Sir John Cheke also correctly identified a few people who had been at court after 1532 while Anne Boleyn was Queen, but who were no longer there when he himself was Edward's tutor. Nicholas Bourbon had been a part of Anne Boleyn's circle, he benefited from her protection while in England. Margaret Wotton, Marchioness of Dorset stood as one of the two godmothers of Princess Elizabeth, daughter of Henry VIII and Anne Boleyn, who would later rule as Queen Elizabeth I of England. Three months earlier, on the 1st of June, Margaret had ridden in Anne Boleyn's coronation procession from the Tower of London to Westminster Abbey. The drawings of Nicholas Bourbon (1503 or 1505 – after 1550; he returned to France in 1536) and Margaret Wotton, Marchioness of Dorset (1487 – after 1541/probably bef. 19 April 1544) both have corroborating images confirming Sir John Cheke's identifications.

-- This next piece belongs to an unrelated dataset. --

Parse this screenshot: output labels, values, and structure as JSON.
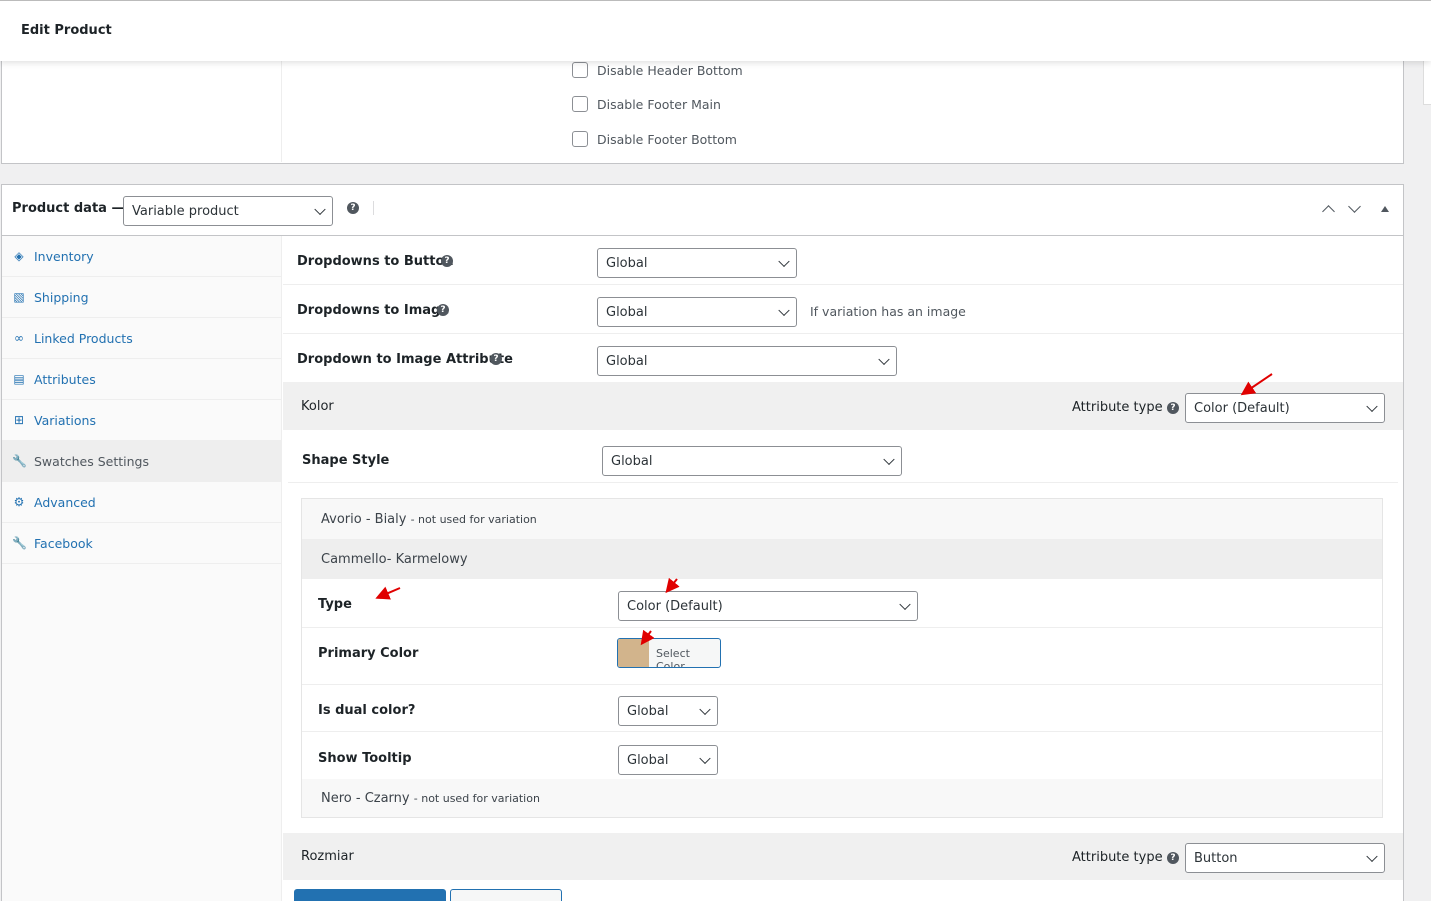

I can therefore see no particular reason to doubt that the Bradford Holbein Drawing actually is Anne Boleyn.
Sold at Christie's as lot 969. Portrait of a lady from the Tudor court, bust-length, in a red dress and pearl adorned head-dress, in a feigned oval. English School, 18th Century.
Clearly a depiction of Anne Boleyn.

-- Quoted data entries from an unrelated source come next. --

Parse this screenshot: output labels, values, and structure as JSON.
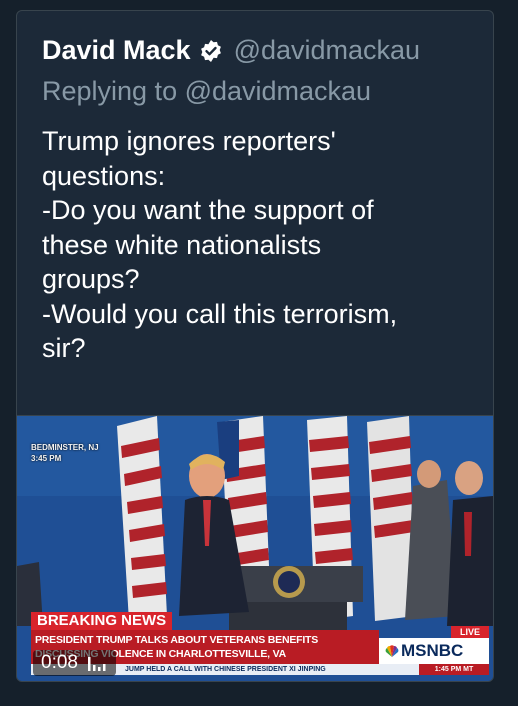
{
  "tweet": {
    "author_name": "David Mack",
    "author_handle": "@davidmackau",
    "replying_to": "Replying to @davidmackau",
    "text": "Trump ignores reporters'\nquestions:\n-Do you want the support of\nthese white nationalists\ngroups?\n-Would you call this terrorism,\nsir?",
    "verified_icon": "verified-badge-icon"
  },
  "video": {
    "dateline_place": "BEDMINSTER, NJ",
    "dateline_time": "3:45 PM",
    "breaking_label": "BREAKING NEWS",
    "headline_line1": "PRESIDENT TRUMP TALKS ABOUT VETERANS BENEFITS",
    "headline_line2": "DISCUSSING VIOLENCE IN CHARLOTTESVILLE, VA",
    "live_label": "LIVE",
    "network": "MSNBC",
    "ticker_text": "JUMP HELD A CALL WITH CHINESE PRESIDENT XI JINPING",
    "ticker_time": "1:45 PM MT",
    "elapsed": "0:08",
    "sound_icon": "sound-bars-icon"
  },
  "colors": {
    "background": "#15202b",
    "card": "#1c2938",
    "secondary_text": "#8899a6",
    "verified": "#ffffff",
    "breaking_red": "#d8242c"
  }
}
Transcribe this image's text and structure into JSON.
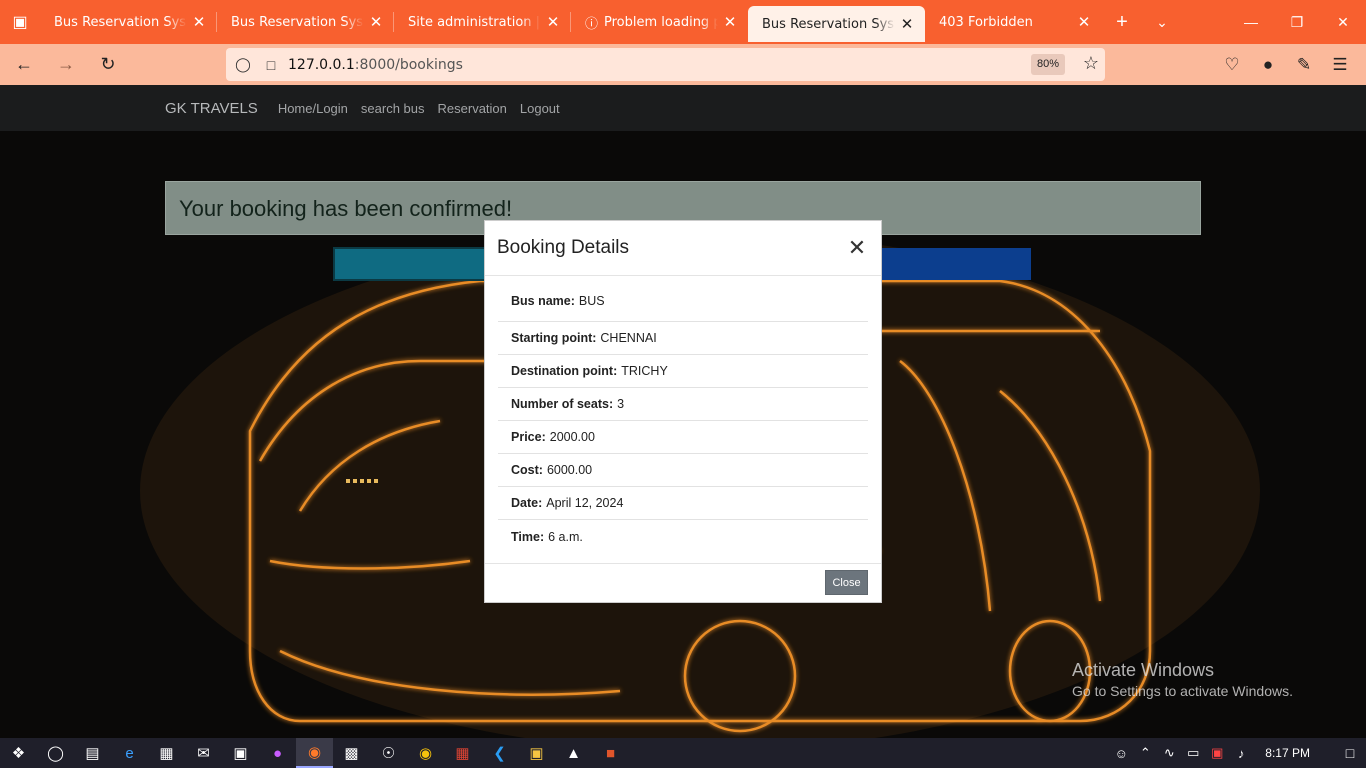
{
  "browser": {
    "tabs": [
      {
        "label": "Bus Reservation System in",
        "active": false
      },
      {
        "label": "Bus Reservation System in",
        "active": false
      },
      {
        "label": "Site administration | Django",
        "active": false
      },
      {
        "label": "Problem loading page",
        "active": false,
        "icon": "info-icon"
      },
      {
        "label": "Bus Reservation System in",
        "active": true
      },
      {
        "label": "403 Forbidden",
        "active": false
      }
    ],
    "url": {
      "host": "127.0.0.1",
      "rest": ":8000/bookings"
    },
    "zoom": "80%",
    "colors": {
      "tabstrip": "#f8602f",
      "toolbar": "#fbb99b"
    }
  },
  "site": {
    "brand": "GK TRAVELS",
    "nav": [
      "Home/Login",
      "search bus",
      "Reservation",
      "Logout"
    ]
  },
  "alert": {
    "message": "Your booking has been confirmed!"
  },
  "modal": {
    "title": "Booking Details",
    "close_label": "Close",
    "details": [
      {
        "label": "Bus name:",
        "value": "BUS"
      },
      {
        "label": "Starting point:",
        "value": "CHENNAI"
      },
      {
        "label": "Destination point:",
        "value": "TRICHY"
      },
      {
        "label": "Number of seats:",
        "value": "3"
      },
      {
        "label": "Price:",
        "value": "2000.00"
      },
      {
        "label": "Cost:",
        "value": "6000.00"
      },
      {
        "label": "Date:",
        "value": "April 12, 2024"
      },
      {
        "label": "Time:",
        "value": "6 a.m."
      }
    ]
  },
  "watermark": {
    "line1": "Activate Windows",
    "line2": "Go to Settings to activate Windows."
  },
  "taskbar": {
    "clock": "8:17 PM"
  }
}
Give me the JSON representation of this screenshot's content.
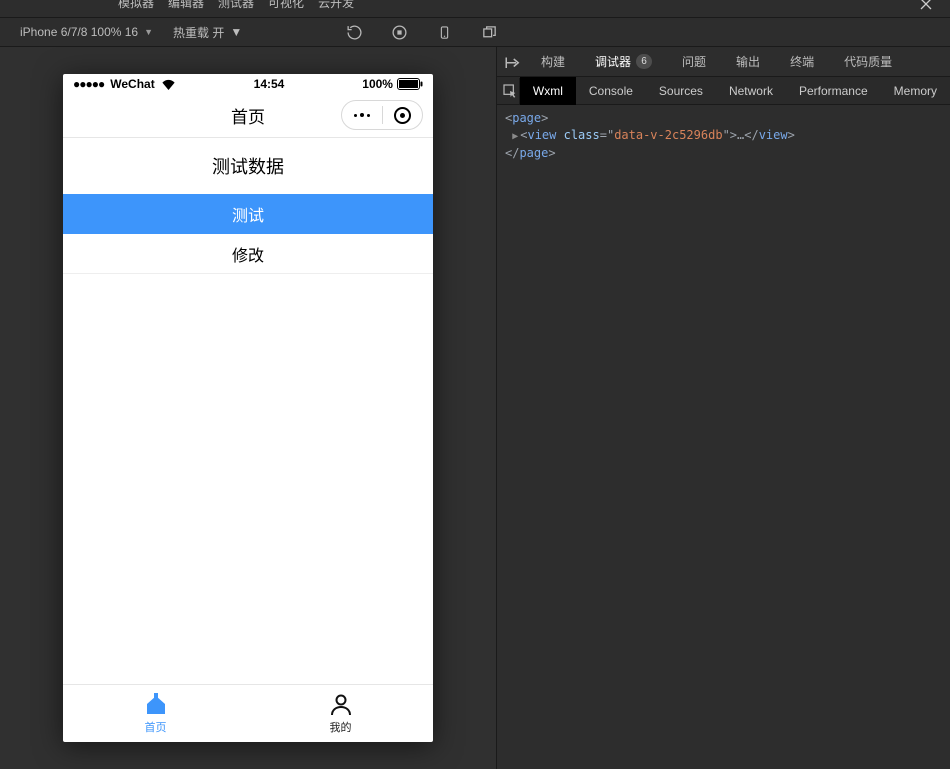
{
  "app_menubar": {
    "items": [
      "模拟器",
      "编辑器",
      "测试器",
      "可视化",
      "云开发"
    ]
  },
  "toolbar": {
    "device_label": "iPhone 6/7/8 100% 16",
    "hot_reload_label": "热重载 开"
  },
  "simulator": {
    "status": {
      "carrier": "WeChat",
      "time": "14:54",
      "battery_pct": "100%"
    },
    "nav_title": "首页",
    "content": {
      "header": "测试数据",
      "primary_button": "测试",
      "default_button": "修改"
    },
    "tabbar": {
      "home": "首页",
      "mine": "我的"
    }
  },
  "right_panel": {
    "tabs": {
      "build": "构建",
      "debugger": "调试器",
      "debugger_badge": "6",
      "problems": "问题",
      "output": "输出",
      "terminal": "终端",
      "quality": "代码质量"
    },
    "devtools_tabs": {
      "wxml": "Wxml",
      "console": "Console",
      "sources": "Sources",
      "network": "Network",
      "performance": "Performance",
      "memory": "Memory"
    },
    "dom": {
      "open_tag": "page",
      "view_prefix": "view",
      "view_attr_name": "class",
      "view_attr_value": "data-v-2c5296db",
      "close_tag": "page"
    }
  }
}
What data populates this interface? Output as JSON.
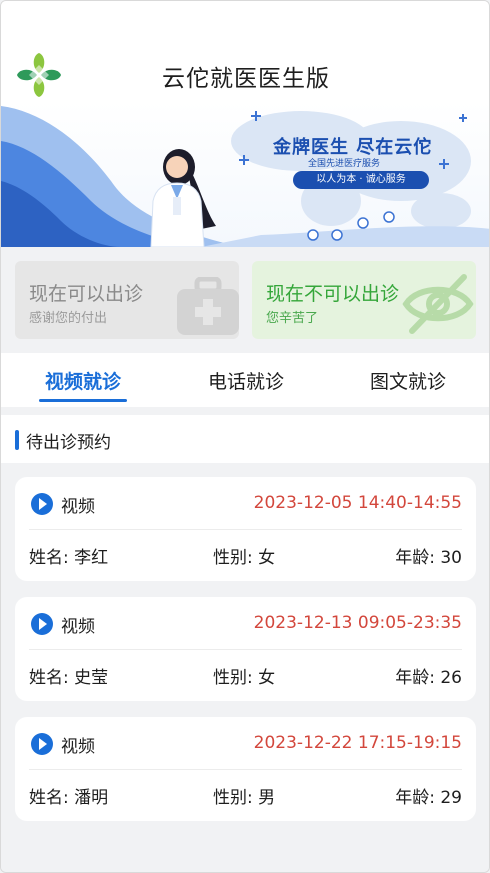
{
  "header": {
    "title": "云佗就医医生版",
    "logo_icon": "clover-leaf-logo"
  },
  "banner": {
    "slogan": "金牌医生 尽在云佗",
    "slogan_sub": "全国先进医疗服务",
    "slogan_pill": "以人为本 · 诚心服务"
  },
  "status": {
    "available": {
      "title": "现在可以出诊",
      "subtitle": "感谢您的付出",
      "icon": "medical-kit-icon"
    },
    "unavailable": {
      "title": "现在不可以出诊",
      "subtitle": "您辛苦了",
      "icon": "eye-off-icon"
    }
  },
  "tabs": [
    {
      "label": "视频就诊",
      "active": true
    },
    {
      "label": "电话就诊",
      "active": false
    },
    {
      "label": "图文就诊",
      "active": false
    }
  ],
  "section": {
    "title": "待出诊预约"
  },
  "appointments": [
    {
      "type": "视频",
      "time": "2023-12-05 14:40-14:55",
      "name": "姓名: 李红",
      "gender": "性别: 女",
      "age": "年龄: 30"
    },
    {
      "type": "视频",
      "time": "2023-12-13 09:05-23:35",
      "name": "姓名: 史莹",
      "gender": "性别: 女",
      "age": "年龄: 26"
    },
    {
      "type": "视频",
      "time": "2023-12-22 17:15-19:15",
      "name": "姓名: 潘明",
      "gender": "性别: 男",
      "age": "年龄: 29"
    }
  ],
  "colors": {
    "accent": "#1a6ed8",
    "time_red": "#d3473c",
    "green": "#35a63a"
  }
}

Manner of Antonis Mor, 19th Century Portrait of a lady, said to be Anna Margaret Gau(?), half length in a black dress with a jewelled headdress inscribed 'Aña Marg. Gau- etatis suae 29.' (lower right) oil on panel 39.3 x 31.3cm (15 1/2 x 12 5/16in).
The above painting could also be an example of later generations ‘fan art’ of Tudor times, without a particular reference portrait. Double names were not yet a thing in Tudor times. It is possible the portrait is meant to portray a Habsburg lady. (‘Hau’ for Haubsburg instead of ‘Gau’. There was an Ana María Mauricia of Habsburg, Infanta of Spain & Portugal, Archduchess of Austria, Queen consort of France, Queen Regent of France, Anne of Austria, who was obviously very famous, but the first names aren‘t entirely right. Her mother was called Margarita (Margaret of Austria), however, and she had a sister called Margarita, who seems sometimes to be referred to as Ana Margarita –Portrait of The Infantes Don Alfonso el Caro and Ana Margarita. This sister died young, however, at seven years old, long before reaching the age of the woman in this portrait. Philip IV of Spain had an illegitimate daughter, Anne Margaret of Austria (ca. 1638 – 1699) who went on to become a nun. – 7 illegitimate children of Philip IV

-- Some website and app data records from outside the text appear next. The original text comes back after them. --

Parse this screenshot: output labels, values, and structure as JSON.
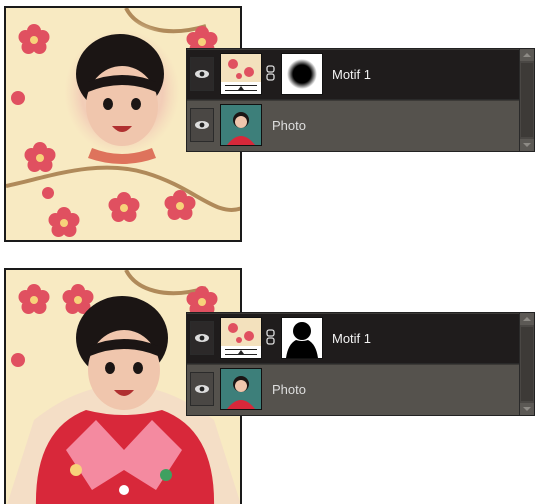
{
  "figures": [
    {
      "layers_panel": {
        "layers": [
          {
            "name": "Motif 1",
            "selected": true,
            "mask_shape": "round-blob"
          },
          {
            "name": "Photo",
            "selected": false
          }
        ]
      }
    },
    {
      "layers_panel": {
        "layers": [
          {
            "name": "Motif 1",
            "selected": true,
            "mask_shape": "silhouette"
          },
          {
            "name": "Photo",
            "selected": false
          }
        ]
      }
    }
  ],
  "colors": {
    "panel_bg": "#3c3a37",
    "selected_row": "#1f1c1c",
    "normal_row": "#55524d",
    "label_text": "#f2f2f2",
    "wallpaper": "#f8eac2",
    "blossom": "#e05060"
  },
  "icons": {
    "visibility": "eye-icon",
    "link": "chain-link-icon",
    "scroll_up": "chevron-up-icon",
    "scroll_down": "chevron-down-icon"
  }
}
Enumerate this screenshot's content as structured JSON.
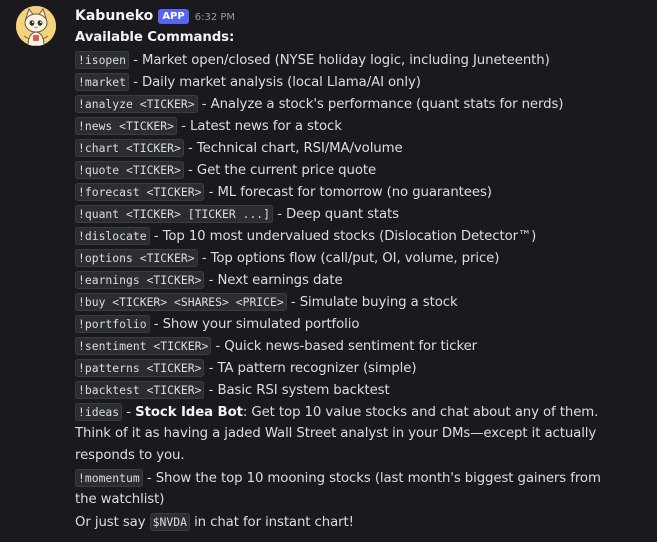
{
  "message": {
    "username": "Kabuneko",
    "app_tag": "APP",
    "timestamp": "6:32 PM",
    "heading": "Available Commands:",
    "commands": [
      {
        "code": "!isopen",
        "desc": "Market open/closed (NYSE holiday logic, including Juneteenth)"
      },
      {
        "code": "!market",
        "desc": "Daily market analysis (local Llama/AI only)"
      },
      {
        "code": "!analyze <TICKER>",
        "desc": "Analyze a stock's performance (quant stats for nerds)"
      },
      {
        "code": "!news <TICKER>",
        "desc": "Latest news for a stock"
      },
      {
        "code": "!chart <TICKER>",
        "desc": "Technical chart, RSI/MA/volume"
      },
      {
        "code": "!quote <TICKER>",
        "desc": "Get the current price quote"
      },
      {
        "code": "!forecast <TICKER>",
        "desc": "ML forecast for tomorrow (no guarantees)"
      },
      {
        "code": "!quant <TICKER> [TICKER ...]",
        "desc": "Deep quant stats"
      },
      {
        "code": "!dislocate",
        "desc": "Top 10 most undervalued stocks (Dislocation Detector™)"
      },
      {
        "code": "!options <TICKER>",
        "desc": "Top options flow (call/put, OI, volume, price)"
      },
      {
        "code": "!earnings <TICKER>",
        "desc": "Next earnings date"
      },
      {
        "code": "!buy <TICKER> <SHARES> <PRICE>",
        "desc": "Simulate buying a stock"
      },
      {
        "code": "!portfolio",
        "desc": "Show your simulated portfolio"
      },
      {
        "code": "!sentiment <TICKER>",
        "desc": "Quick news-based sentiment for ticker"
      },
      {
        "code": "!patterns <TICKER>",
        "desc": "TA pattern recognizer (simple)"
      },
      {
        "code": "!backtest <TICKER>",
        "desc": "Basic RSI system backtest"
      }
    ],
    "ideas": {
      "code": "!ideas",
      "bold": "Stock Idea Bot",
      "line1_rest": ": Get top 10 value stocks and chat about any of them.",
      "line2": "Think of it as having a jaded Wall Street analyst in your DMs—except it actually",
      "line3": "responds to you."
    },
    "momentum": {
      "code": "!momentum",
      "line1_rest": "Show the top 10 mooning stocks (last month's biggest gainers from",
      "line2": "the watchlist)"
    },
    "footer": {
      "prefix": "Or just say",
      "code": "$NVDA",
      "suffix": "in chat for instant chart!"
    },
    "dash": "-"
  },
  "icons": {
    "avatar": "cat-avatar-icon"
  },
  "colors": {
    "background": "#1a1a1e",
    "app_tag": "#5865f2",
    "code_bg": "#2b2d31",
    "text": "#dbdee1"
  }
}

This could be an erroneous representation of her.
In any case, it is a beautiful painting.
Anne Boleyn – The Nidd Hall Portrait of Anne Boleyn
The Nidd Hall Portrait of Anne Boleyn side by side with The Buccleuch Miniature
They do look as if they could be the same woman to me.
Anne Boleyn - The Nidd Hall Portrait of Anne Boleyn side by side with the Holbein Anna Bollein Sketch
 Anne Cresacre, aged 15, was the ward of Thomas More, later the wife of his son John More the Younger. – Drawing left unidentified by Sir John Cheke.
Elizabeth Dauncey, aged 21, was the daughter of Thomas More. In 1525, she married William Dauncey, son of Sir John Dauncey, Privy Councillor and Knight of the Body to Henry VIII. – Drawing identified as 'The Lady Barkley' by Sir John Cheke.
Margaret Clement (née Giggs), aged 19, was the foster daughter of Thomas More. In 1526, she married John Clement, tutor to the More children and future President of the Royal College of Physicians. – Drawing identified as 'Mother Iak' by Sir John Cheke.
Cicely Heron, aged 20, was the daughter of Thomas More. In 1525, she married Giles Heron, a ward of More. – Drawing left unidentified by Sir John Cheke.